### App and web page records
= = =
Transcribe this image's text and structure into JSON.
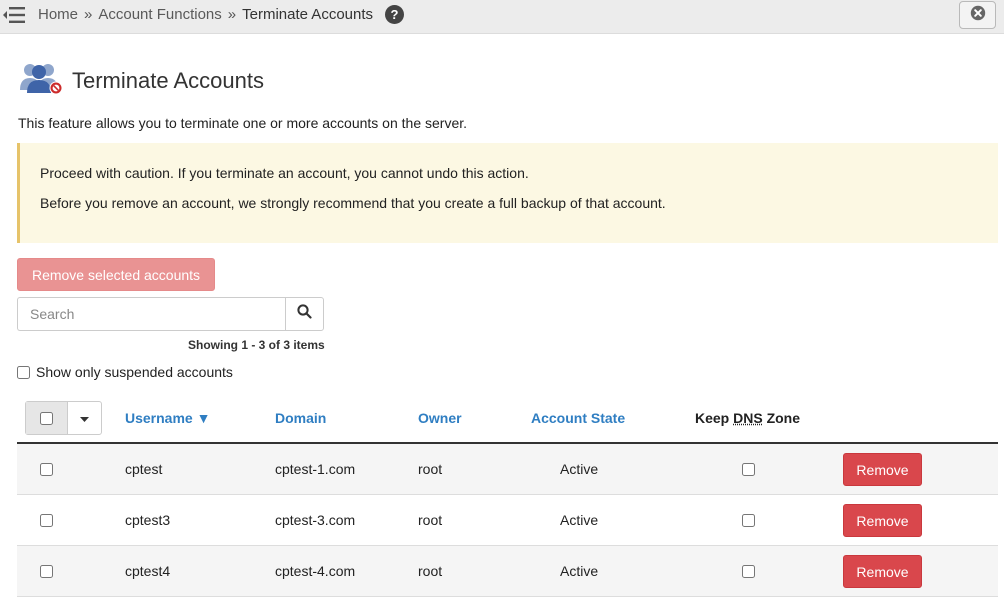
{
  "breadcrumb": {
    "items": [
      "Home",
      "Account Functions",
      "Terminate Accounts"
    ],
    "separator": "»"
  },
  "icons": {
    "menu": "menu-toggle-icon",
    "help": "help-icon",
    "close": "close-icon",
    "page": "users-terminate-icon",
    "search": "search-icon",
    "caret": "caret-down-icon"
  },
  "page": {
    "title": "Terminate Accounts",
    "description": "This feature allows you to terminate one or more accounts on the server."
  },
  "warning": {
    "line1": "Proceed with caution. If you terminate an account, you cannot undo this action.",
    "line2": "Before you remove an account, we strongly recommend that you create a full backup of that account."
  },
  "actions": {
    "remove_selected_label": "Remove selected accounts"
  },
  "search": {
    "placeholder": "Search",
    "value": ""
  },
  "pagination": {
    "showing": "Showing 1 - 3 of 3 items"
  },
  "filters": {
    "suspended_label": "Show only suspended accounts",
    "suspended_checked": false
  },
  "table": {
    "columns": {
      "username": "Username ▼",
      "domain": "Domain",
      "owner": "Owner",
      "state": "Account State",
      "keep_dns_prefix": "Keep ",
      "keep_dns_abbr": "DNS",
      "keep_dns_suffix": " Zone"
    },
    "rows": [
      {
        "username": "cptest",
        "domain": "cptest-1.com",
        "owner": "root",
        "state": "Active",
        "remove_label": "Remove"
      },
      {
        "username": "cptest3",
        "domain": "cptest-3.com",
        "owner": "root",
        "state": "Active",
        "remove_label": "Remove"
      },
      {
        "username": "cptest4",
        "domain": "cptest-4.com",
        "owner": "root",
        "state": "Active",
        "remove_label": "Remove"
      }
    ]
  },
  "colors": {
    "link": "#2f7ec2",
    "danger": "#d9474c",
    "danger_disabled": "#e99393",
    "warning_bg": "#fcf8e3"
  }
}
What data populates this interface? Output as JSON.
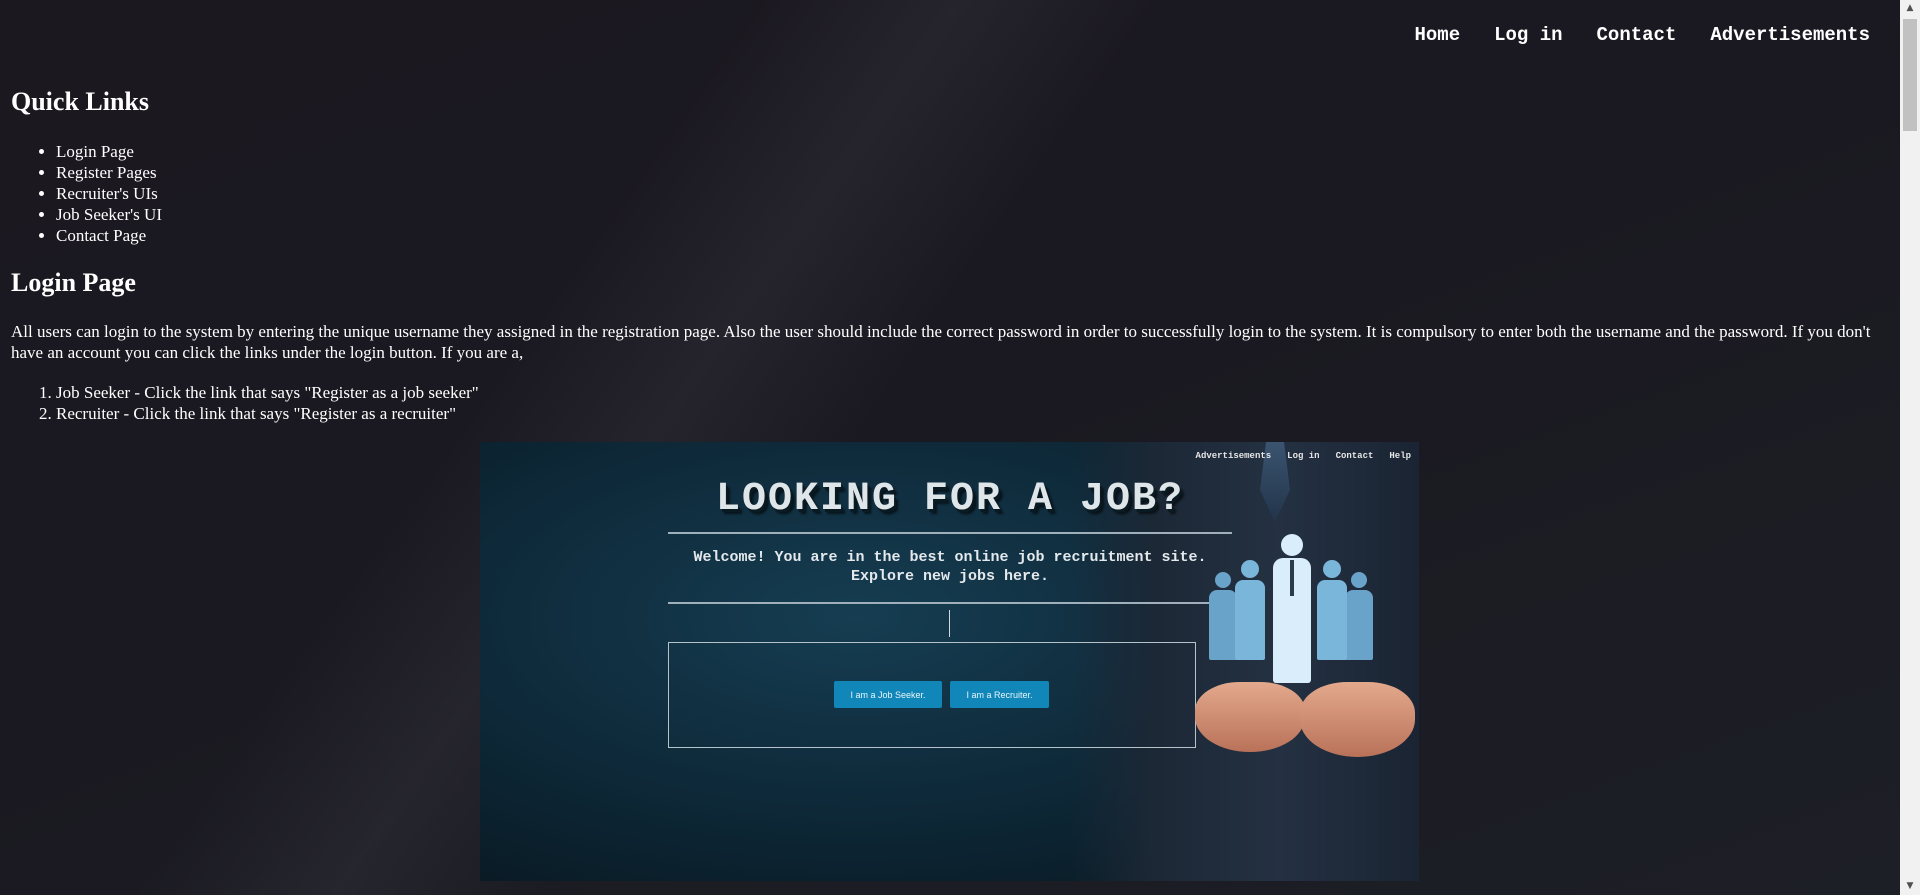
{
  "nav": {
    "items": [
      "Home",
      "Log in",
      "Contact",
      "Advertisements"
    ]
  },
  "quick_links": {
    "title": "Quick Links",
    "items": [
      "Login Page",
      "Register Pages",
      "Recruiter's UIs",
      "Job Seeker's UI",
      "Contact Page"
    ]
  },
  "login_section": {
    "title": "Login Page",
    "paragraph": "All users can login to the system by entering the unique username they assigned in the registration page. Also the user should include the correct password in order to successfully login to the system. It is compulsory to enter both the username and the password. If you don't have an account you can click the links under the login button. If you are a,",
    "steps": [
      "Job Seeker - Click the link that says \"Register as a job seeker\"",
      "Recruiter - Click the link that says \"Register as a recruiter\""
    ]
  },
  "screenshot": {
    "nav": [
      "Advertisements",
      "Log in",
      "Contact",
      "Help"
    ],
    "title": "LOOKING FOR A JOB?",
    "welcome_line1": "Welcome! You are in the best online job recruitment site.",
    "welcome_line2": "Explore new jobs here.",
    "btn_seeker": "I am a Job Seeker.",
    "btn_recruiter": "I am a Recruiter."
  },
  "scrollbar": {
    "up_icon": "triangle-up-icon",
    "down_icon": "triangle-down-icon",
    "up_glyph": "▲",
    "down_glyph": "▼"
  }
}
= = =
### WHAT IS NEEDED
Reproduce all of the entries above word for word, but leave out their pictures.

### OUTPUT FOR THIS TASK
Transcribe this image's text and structure into JSON.
{
  "breadcrumb": {
    "items": [
      "Home",
      "Account Functions",
      "Terminate Accounts"
    ],
    "separator": "»"
  },
  "icons": {
    "menu": "menu-toggle-icon",
    "help": "help-icon",
    "close": "close-icon",
    "page": "users-terminate-icon",
    "search": "search-icon",
    "caret": "caret-down-icon"
  },
  "page": {
    "title": "Terminate Accounts",
    "description": "This feature allows you to terminate one or more accounts on the server."
  },
  "warning": {
    "line1": "Proceed with caution. If you terminate an account, you cannot undo this action.",
    "line2": "Before you remove an account, we strongly recommend that you create a full backup of that account."
  },
  "actions": {
    "remove_selected_label": "Remove selected accounts"
  },
  "search": {
    "placeholder": "Search",
    "value": ""
  },
  "pagination": {
    "showing": "Showing 1 - 3 of 3 items"
  },
  "filters": {
    "suspended_label": "Show only suspended accounts",
    "suspended_checked": false
  },
  "table": {
    "columns": {
      "username": "Username ▼",
      "domain": "Domain",
      "owner": "Owner",
      "state": "Account State",
      "keep_dns_prefix": "Keep ",
      "keep_dns_abbr": "DNS",
      "keep_dns_suffix": " Zone"
    },
    "rows": [
      {
        "username": "cptest",
        "domain": "cptest-1.com",
        "owner": "root",
        "state": "Active",
        "remove_label": "Remove"
      },
      {
        "username": "cptest3",
        "domain": "cptest-3.com",
        "owner": "root",
        "state": "Active",
        "remove_label": "Remove"
      },
      {
        "username": "cptest4",
        "domain": "cptest-4.com",
        "owner": "root",
        "state": "Active",
        "remove_label": "Remove"
      }
    ]
  },
  "colors": {
    "link": "#2f7ec2",
    "danger": "#d9474c",
    "danger_disabled": "#e99393",
    "warning_bg": "#fcf8e3"
  }
}
What data populates this interface? Output as JSON.
{
  "nav": {
    "items": [
      "Home",
      "Log in",
      "Contact",
      "Advertisements"
    ]
  },
  "quick_links": {
    "title": "Quick Links",
    "items": [
      "Login Page",
      "Register Pages",
      "Recruiter's UIs",
      "Job Seeker's UI",
      "Contact Page"
    ]
  },
  "login_section": {
    "title": "Login Page",
    "paragraph": "All users can login to the system by entering the unique username they assigned in the registration page. Also the user should include the correct password in order to successfully login to the system. It is compulsory to enter both the username and the password. If you don't have an account you can click the links under the login button. If you are a,",
    "steps": [
      "Job Seeker - Click the link that says \"Register as a job seeker\"",
      "Recruiter - Click the link that says \"Register as a recruiter\""
    ]
  },
  "screenshot": {
    "nav": [
      "Advertisements",
      "Log in",
      "Contact",
      "Help"
    ],
    "title": "LOOKING FOR A JOB?",
    "welcome_line1": "Welcome! You are in the best online job recruitment site.",
    "welcome_line2": "Explore new jobs here.",
    "btn_seeker": "I am a Job Seeker.",
    "btn_recruiter": "I am a Recruiter."
  },
  "scrollbar": {
    "up_icon": "triangle-up-icon",
    "down_icon": "triangle-down-icon",
    "up_glyph": "▲",
    "down_glyph": "▼"
  }
}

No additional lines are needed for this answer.